Senate Minority Leader Mitch McConnell wants everyone to know that anti-Asian racism hits close to home, just not close enough to support legislation that would make it harder for someone to gun down Asian people.
After a Tuesday afternoon press conference in which Republican Senators aired their grievances about everything from the border to voting rights, a reporter asked McConnell if he regrets his longtime opposition legislation that would strengthen background checks for gun sales in the wake of two high profile mass shootings in the last week: Monday’s grocery store shooting in Boulder, Colorado that left 10 dead, and the Atlanta spa shootings that left 8 dead—including six Asian women—one week ago.
The alleged Atlanta shooter, Robert Aaron Long, bought a gun earlier that day; the state of Georgia requires a longer waiting period to obtain an abortion.
“As the husband for almost three decades of an Asian-American woman, I have noticed—and we have experienced, over the years—racial prejudice against Asian-Americans,” McConnell said, referring to his wife, former Transportation Secretary Elaine Chao. “It certainly rose to the fore for everyone else when we saw these shootings.”

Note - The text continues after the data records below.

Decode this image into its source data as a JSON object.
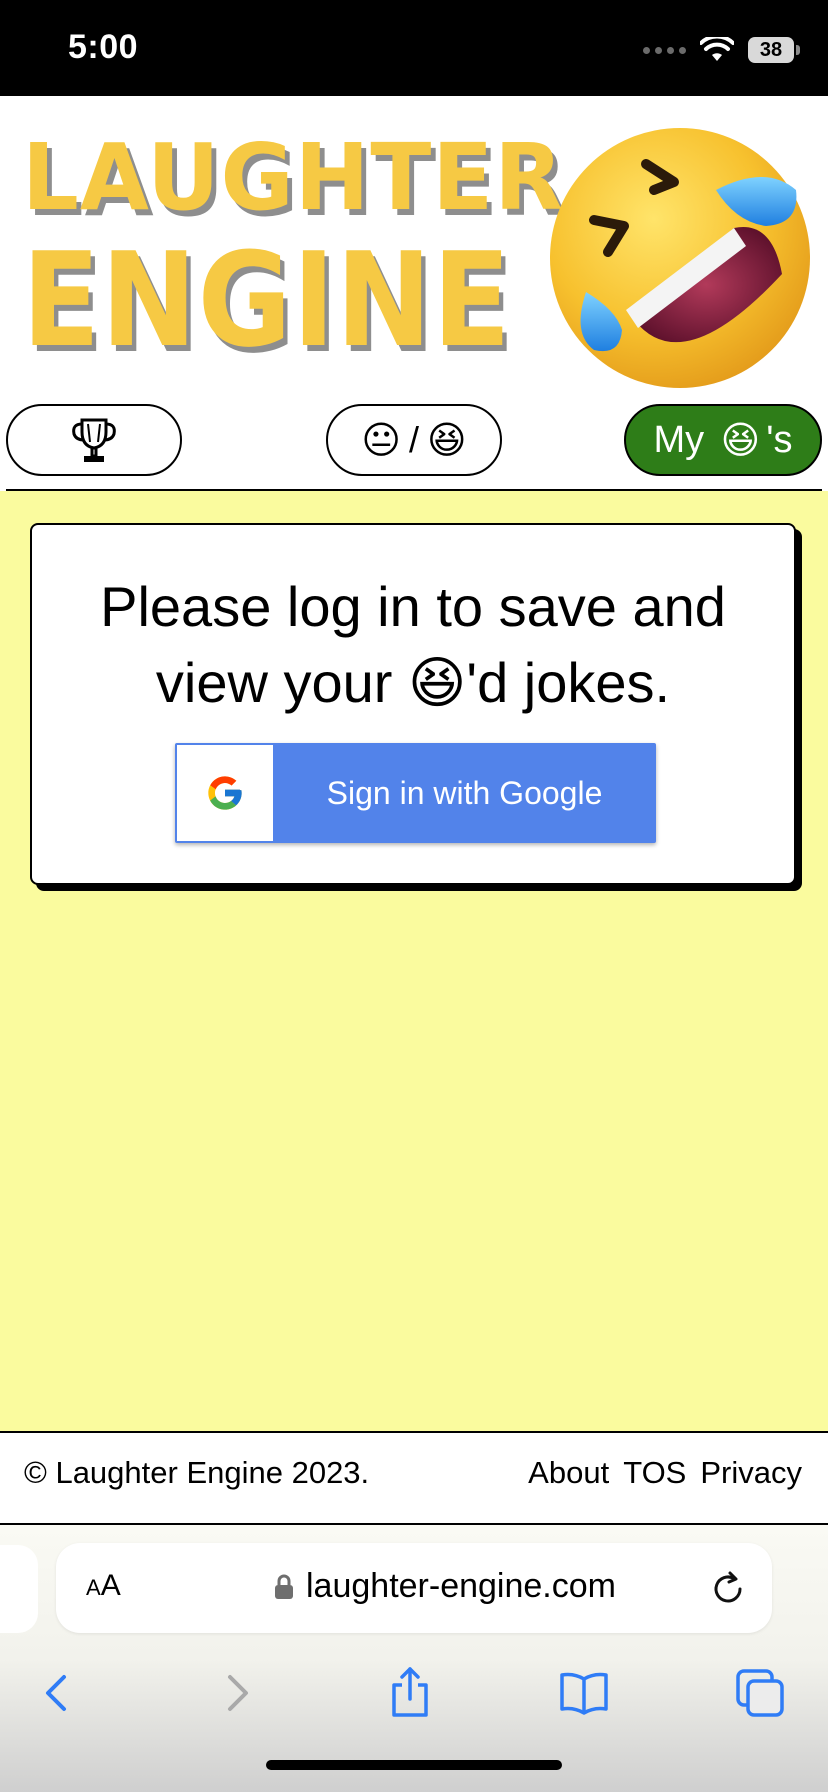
{
  "status_bar": {
    "time": "5:00",
    "battery": "38",
    "icons": [
      "signal-icon",
      "wifi-icon",
      "battery-icon"
    ]
  },
  "header": {
    "logo_line1": "LAUGHTER",
    "logo_line2": "ENGINE",
    "logo_emoji": "rolling-on-floor-laughing-emoji",
    "logo_color": "#f6c944"
  },
  "nav": {
    "leaderboard_icon": "trophy-icon",
    "rate_neutral": "😐",
    "rate_separator": "/",
    "rate_laugh": "😆",
    "my_prefix": "My ",
    "my_emoji": "😆",
    "my_suffix": "'s",
    "active_color": "#2e7d18"
  },
  "main": {
    "background": "#fafb9e",
    "message_line1": "Please log in to save and",
    "message_line2_prefix": "view your ",
    "message_emoji": "😆",
    "message_line2_suffix": "'d jokes.",
    "google_button_label": "Sign in with Google",
    "google_button_color": "#5283ea"
  },
  "footer": {
    "copyright": "© Laughter Engine 2023.",
    "links": [
      "About",
      "TOS",
      "Privacy"
    ]
  },
  "browser": {
    "text_size_button": "AA",
    "url": "laughter-engine.com",
    "toolbar_icons": [
      "back-icon",
      "forward-icon",
      "share-icon",
      "bookmarks-icon",
      "tabs-icon"
    ],
    "accent_color": "#2f7cf6"
  }
}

But the rise of anti-Asian violence was evident long before the recent shootings. Violence against Asian people in the United States has been on the rise due to the covid-19 pandemic, which originated in China. President Trump took great pleasure in villainizing China on social media and during press conferences. He reveled in referring to covid-19 as “The China Virus,” “The Chinese Virus,” and “Kung Flu,” but insisted these terms weren’t racist. This, combined with racist imagery from various news outlets depicting China—and therefore Chinese people—as underhanded and unsanitary, helped create a powder keg of anti-Asian resentment, leading to multiple reports of harassment and physical altercations, largely against Asian women.
Researchers at the Center for the Study of Hate and Extremism at California State University tracked a direct correlation between the uptick in anti-Asian violence and the time Trump started calling covid-19 “The China Virus.” And yet, number one Wife Guy McConnell didn’t feel the need to push back on Trump’s sinophobic comments that had the potential to put a target on his wife’s back.
In true form, McConnell qualified his statement by saying, “These despicable acts of violence should be condemned for what they are, but the legislative solutions have been perplexing.”
The “perplexing” legislative solutions he’s referring to are H.R. 8 and H.R. 1446, two gun control bills that passed in the House with scant Republican support earlier this month. H.R. 8 requires gun background checks for unlicensed dealers while H.R. 1446 closes a loophole that allows gun sales to proceed if a background check is not completed within three days. McConnell noted that he agrees with Democratic Senator Joe Manchin in opposing both bills, but that was a given without namedropping the most conservative—and, therefore, one of the most powerful—Democrats in the Senate.
But the racism expert didn’t stop there. Later, McConnell made sure to make this brilliantly false and easily debunked statement too: “[The Senate filibuster] has no racial history at all. None. There’s no dispute among historians about that.”
It has famously been used to withhold civil rights from Black people, but okay.
Hell of a day, McConnell!